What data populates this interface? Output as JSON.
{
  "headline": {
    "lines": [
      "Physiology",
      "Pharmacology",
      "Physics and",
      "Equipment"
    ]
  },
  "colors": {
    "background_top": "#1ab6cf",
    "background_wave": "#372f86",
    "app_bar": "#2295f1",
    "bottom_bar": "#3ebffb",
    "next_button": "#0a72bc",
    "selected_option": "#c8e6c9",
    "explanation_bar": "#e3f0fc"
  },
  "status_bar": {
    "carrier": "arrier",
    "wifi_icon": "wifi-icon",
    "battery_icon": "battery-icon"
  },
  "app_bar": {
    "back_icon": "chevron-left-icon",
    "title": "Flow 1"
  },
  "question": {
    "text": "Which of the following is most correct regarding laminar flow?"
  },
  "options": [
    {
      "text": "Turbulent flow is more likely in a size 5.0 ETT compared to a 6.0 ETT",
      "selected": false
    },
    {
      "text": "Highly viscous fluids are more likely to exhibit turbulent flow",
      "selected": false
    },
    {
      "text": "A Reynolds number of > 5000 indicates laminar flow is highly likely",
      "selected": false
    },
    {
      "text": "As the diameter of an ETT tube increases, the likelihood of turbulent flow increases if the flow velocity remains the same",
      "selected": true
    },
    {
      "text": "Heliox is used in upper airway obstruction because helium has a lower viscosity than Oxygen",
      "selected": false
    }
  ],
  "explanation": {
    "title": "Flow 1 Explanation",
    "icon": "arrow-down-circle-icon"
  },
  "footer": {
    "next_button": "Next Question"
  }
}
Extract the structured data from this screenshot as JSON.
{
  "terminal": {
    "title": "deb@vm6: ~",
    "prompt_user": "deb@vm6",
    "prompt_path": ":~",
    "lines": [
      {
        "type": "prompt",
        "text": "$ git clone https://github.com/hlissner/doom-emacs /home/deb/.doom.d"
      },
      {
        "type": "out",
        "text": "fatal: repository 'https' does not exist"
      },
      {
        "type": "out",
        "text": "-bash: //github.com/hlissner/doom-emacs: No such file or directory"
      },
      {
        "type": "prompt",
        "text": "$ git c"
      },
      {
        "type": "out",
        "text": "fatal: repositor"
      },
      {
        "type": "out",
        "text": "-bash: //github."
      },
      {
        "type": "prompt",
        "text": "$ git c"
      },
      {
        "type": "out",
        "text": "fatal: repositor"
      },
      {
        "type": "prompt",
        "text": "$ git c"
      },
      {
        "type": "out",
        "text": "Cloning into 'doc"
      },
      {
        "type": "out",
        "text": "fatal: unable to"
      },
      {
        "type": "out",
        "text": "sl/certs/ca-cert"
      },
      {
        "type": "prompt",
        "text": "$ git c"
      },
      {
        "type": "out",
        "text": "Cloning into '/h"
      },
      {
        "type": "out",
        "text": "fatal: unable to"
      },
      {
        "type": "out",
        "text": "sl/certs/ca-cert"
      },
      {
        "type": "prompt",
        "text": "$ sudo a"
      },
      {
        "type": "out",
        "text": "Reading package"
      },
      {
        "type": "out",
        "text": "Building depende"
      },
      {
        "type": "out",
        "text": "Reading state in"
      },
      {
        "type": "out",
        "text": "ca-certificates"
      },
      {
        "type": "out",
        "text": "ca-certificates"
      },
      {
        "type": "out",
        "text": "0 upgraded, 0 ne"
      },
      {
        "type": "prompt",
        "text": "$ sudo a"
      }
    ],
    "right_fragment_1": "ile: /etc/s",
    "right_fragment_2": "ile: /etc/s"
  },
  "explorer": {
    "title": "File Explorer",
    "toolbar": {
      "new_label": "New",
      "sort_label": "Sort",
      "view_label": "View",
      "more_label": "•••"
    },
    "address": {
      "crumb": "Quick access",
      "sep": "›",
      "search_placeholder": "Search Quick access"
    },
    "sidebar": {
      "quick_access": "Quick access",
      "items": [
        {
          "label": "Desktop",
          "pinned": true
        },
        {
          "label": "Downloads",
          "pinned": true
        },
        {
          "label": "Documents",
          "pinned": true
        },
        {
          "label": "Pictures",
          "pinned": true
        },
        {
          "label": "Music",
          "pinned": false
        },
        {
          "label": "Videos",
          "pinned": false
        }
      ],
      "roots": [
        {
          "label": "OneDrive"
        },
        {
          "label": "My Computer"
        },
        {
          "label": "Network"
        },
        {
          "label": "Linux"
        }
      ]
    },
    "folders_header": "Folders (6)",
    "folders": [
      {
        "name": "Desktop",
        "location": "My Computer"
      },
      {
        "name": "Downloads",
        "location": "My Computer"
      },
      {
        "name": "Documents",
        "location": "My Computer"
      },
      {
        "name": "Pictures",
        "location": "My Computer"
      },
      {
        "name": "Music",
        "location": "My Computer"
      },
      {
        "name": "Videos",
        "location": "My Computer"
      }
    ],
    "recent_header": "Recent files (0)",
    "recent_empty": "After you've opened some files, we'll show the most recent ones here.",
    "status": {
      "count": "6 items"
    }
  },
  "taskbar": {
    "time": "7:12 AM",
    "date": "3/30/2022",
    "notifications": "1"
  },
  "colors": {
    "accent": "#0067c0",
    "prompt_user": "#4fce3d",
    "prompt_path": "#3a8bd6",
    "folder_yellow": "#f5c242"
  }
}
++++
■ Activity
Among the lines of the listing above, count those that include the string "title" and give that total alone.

■ Task result
4